Monday, February 27, 2012

Ike gets a makeover

Eisenhower appears to be the latest president under reconsideration for his achievements, although Ike has generally been held in high regard by historians for his bipartisanship and "hidden hand" approach.  I think most presidential polls by historians have him in the Top Ten.  Nevertheless, Jean Edward Smith feels compelled to remind us what a good president Dwight Eisenhower was in his new book, Eisenhower in War and Peace,

In recent years, the “I Like Ike” sentiment has gained momentum with biographers and historians, among them Michael Korda, Jim Newton, and now, Jean Edward Smith with his new biography of Eisenhower. Much as he did with his 2007 doorstop biography of FDR, in Eisenhower in War and Peace Smith sifts through mountains of earlier appraisals, anecdotes, and historical documents and synthesizes the information into a crisply written and meticulous analysis of Eisenhower.

It is a much taller order rescuing U.S. Grant from the bottom of the presidential barrel, which Smith tried to do in Grant. 


  1. I would be open to reading this one (I have it on my request list -- I reenlisted as a judge).

    Newton talked about Eisenhower in Los Angeles last year. Eisenhower's ideas about even basic civil rights were appalling but he believed in following orders and did that. But he also had many good things to say about Ike. I sometimes wonder if it takes a republican (or a Johnson -- sort of the same thing) to get some of these big spending bills like the highway act and the education initiatives through. Sort of the Nixon to China phenomena.

    And thanks for noting Smith is a man. For some reason all these years I thought he was a she.

  2. I'd be up for Ike. I have his biography in the Schlesinger presidential series, which I believe Brand is now editor-in-chief. He is the only Republican president since TR that I can relate to. Not that Ike was in any way progressive, but at least he wasn't a dyed-in-the-wool conservative.

    I was surprised to see Smith take on Grant. I would think he focused on his pre-presidential days in the biography, as Grant's administration was racked with scandals. He is definitely bottom of the presidential barrel.

  3. That would be fun -- maybe we can all read different versions. May take me awhile to get the Smith bio, but I'll work it. I also read this one last year. Not a great book, but interesting case study on something I didn't know much about:

  4. Ike does seem like a good read and I'm sure it is a decent choice for a group read.

    Well, I finally got a copy of "Fruitlands" by Richard Francis. Took a long time to get it. Hopefully, it will be worth the long wait.

    As for that book on Roger William, it's still not in either of our two library systems so I can't read it for now.
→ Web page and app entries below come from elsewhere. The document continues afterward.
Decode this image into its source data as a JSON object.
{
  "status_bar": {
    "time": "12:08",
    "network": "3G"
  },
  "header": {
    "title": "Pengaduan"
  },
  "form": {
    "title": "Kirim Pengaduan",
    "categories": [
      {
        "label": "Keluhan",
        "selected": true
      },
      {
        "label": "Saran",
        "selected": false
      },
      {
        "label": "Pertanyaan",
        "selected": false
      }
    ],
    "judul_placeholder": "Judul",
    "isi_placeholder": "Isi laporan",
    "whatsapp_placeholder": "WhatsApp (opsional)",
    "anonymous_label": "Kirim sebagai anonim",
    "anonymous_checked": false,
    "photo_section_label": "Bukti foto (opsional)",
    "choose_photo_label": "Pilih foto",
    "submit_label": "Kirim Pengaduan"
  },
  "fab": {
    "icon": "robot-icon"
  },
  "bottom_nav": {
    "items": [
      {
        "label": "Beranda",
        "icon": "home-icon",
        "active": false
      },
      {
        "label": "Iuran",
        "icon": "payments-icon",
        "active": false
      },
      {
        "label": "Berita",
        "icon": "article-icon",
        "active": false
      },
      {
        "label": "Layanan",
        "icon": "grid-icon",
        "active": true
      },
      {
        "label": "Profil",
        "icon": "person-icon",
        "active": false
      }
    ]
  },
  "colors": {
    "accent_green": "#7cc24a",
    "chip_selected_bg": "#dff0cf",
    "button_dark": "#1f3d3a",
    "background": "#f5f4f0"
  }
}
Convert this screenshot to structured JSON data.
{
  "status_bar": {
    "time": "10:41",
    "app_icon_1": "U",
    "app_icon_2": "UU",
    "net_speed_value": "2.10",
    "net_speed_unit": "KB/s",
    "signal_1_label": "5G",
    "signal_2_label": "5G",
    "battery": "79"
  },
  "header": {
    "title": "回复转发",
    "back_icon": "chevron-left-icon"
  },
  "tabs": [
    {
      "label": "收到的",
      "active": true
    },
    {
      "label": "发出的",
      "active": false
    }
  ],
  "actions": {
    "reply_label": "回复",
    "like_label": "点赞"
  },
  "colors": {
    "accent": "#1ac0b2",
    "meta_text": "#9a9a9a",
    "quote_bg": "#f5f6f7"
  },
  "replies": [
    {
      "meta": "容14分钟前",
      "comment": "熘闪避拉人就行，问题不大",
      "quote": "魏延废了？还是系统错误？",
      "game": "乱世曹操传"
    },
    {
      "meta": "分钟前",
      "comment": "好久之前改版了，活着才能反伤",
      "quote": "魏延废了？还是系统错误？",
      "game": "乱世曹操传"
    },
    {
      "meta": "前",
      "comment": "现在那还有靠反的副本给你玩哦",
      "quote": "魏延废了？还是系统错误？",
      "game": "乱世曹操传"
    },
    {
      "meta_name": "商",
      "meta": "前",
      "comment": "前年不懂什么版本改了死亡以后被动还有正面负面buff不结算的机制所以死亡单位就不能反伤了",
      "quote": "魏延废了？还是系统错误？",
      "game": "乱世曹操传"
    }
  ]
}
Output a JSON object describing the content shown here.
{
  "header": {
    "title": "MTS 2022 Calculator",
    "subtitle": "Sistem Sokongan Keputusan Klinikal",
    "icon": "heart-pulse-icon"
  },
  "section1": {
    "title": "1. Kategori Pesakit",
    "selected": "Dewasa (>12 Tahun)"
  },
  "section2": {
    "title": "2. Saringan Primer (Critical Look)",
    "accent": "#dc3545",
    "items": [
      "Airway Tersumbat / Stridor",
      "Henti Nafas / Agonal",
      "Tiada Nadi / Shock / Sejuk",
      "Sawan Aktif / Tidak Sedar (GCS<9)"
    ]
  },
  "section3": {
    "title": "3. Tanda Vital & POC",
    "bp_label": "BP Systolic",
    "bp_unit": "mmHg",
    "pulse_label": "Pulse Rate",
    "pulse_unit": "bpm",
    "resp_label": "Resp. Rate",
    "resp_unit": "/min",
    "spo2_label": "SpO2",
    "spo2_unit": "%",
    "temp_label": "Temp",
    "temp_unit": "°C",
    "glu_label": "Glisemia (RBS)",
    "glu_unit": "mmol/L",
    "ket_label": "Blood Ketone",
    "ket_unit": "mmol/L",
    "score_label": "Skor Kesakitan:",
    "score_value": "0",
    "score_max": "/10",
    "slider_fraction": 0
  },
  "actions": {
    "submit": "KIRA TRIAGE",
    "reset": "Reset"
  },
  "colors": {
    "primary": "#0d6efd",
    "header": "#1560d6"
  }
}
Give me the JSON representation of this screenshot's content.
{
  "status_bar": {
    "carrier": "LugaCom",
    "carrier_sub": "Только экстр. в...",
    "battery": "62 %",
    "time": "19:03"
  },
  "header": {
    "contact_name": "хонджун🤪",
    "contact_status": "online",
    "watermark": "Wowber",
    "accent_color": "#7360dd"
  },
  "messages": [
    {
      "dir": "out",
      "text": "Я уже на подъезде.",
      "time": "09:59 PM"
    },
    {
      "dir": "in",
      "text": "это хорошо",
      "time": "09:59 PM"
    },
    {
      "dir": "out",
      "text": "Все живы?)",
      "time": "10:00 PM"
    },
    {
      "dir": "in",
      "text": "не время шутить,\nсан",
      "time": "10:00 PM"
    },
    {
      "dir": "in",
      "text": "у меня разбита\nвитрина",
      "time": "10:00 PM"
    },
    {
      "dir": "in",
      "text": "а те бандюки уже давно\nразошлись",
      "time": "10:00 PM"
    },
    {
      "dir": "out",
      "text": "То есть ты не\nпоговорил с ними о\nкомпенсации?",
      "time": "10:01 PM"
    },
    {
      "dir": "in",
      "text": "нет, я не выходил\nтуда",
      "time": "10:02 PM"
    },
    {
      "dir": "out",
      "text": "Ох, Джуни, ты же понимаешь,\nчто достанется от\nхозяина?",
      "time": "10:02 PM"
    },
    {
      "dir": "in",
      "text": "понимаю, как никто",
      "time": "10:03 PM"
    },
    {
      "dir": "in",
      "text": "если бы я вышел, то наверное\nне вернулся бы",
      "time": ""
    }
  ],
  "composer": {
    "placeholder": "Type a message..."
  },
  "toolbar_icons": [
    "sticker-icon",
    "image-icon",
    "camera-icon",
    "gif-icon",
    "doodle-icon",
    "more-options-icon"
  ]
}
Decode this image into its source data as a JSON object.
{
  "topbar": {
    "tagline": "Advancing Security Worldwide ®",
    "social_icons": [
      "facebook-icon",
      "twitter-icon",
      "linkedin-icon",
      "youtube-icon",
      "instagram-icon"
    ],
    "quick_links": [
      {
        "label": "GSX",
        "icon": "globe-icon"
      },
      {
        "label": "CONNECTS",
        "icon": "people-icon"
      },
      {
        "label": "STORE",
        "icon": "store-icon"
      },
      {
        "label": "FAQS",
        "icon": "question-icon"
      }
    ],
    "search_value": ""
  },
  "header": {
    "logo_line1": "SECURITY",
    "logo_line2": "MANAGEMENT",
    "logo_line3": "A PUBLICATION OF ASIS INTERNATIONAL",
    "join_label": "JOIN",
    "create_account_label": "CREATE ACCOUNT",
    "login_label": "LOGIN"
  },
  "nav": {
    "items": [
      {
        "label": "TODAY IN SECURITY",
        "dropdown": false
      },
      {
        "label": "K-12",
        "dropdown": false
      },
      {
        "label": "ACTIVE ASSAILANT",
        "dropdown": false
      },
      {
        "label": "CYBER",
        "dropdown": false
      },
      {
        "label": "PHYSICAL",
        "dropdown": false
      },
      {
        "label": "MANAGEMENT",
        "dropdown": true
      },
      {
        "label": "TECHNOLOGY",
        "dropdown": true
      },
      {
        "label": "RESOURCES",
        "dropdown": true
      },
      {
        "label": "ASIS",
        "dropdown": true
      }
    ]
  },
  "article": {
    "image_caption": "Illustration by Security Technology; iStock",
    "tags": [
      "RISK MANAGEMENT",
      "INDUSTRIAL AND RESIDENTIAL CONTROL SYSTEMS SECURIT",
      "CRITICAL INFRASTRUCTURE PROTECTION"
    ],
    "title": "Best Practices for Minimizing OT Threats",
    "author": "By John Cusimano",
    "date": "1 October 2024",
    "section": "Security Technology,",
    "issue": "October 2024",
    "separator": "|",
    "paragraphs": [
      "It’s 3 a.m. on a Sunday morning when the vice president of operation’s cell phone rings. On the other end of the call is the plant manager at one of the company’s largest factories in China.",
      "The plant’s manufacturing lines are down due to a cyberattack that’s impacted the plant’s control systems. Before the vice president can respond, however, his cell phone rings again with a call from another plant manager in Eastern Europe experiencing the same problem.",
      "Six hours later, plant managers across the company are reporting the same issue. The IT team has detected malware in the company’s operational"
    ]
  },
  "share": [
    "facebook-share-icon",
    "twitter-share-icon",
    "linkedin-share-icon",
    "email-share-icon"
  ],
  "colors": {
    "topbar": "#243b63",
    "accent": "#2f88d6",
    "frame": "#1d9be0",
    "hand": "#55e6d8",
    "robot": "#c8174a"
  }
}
Also, I'm just finishing up Chris Bohjalian's "The Double Bend". This is defo a good fictional read.

  5. I'm in! Depending on what happens in the next couple weeks, I may also be reading the Newton bio.

  6. ... but I can read Ike, although I will probably go with the book I already have.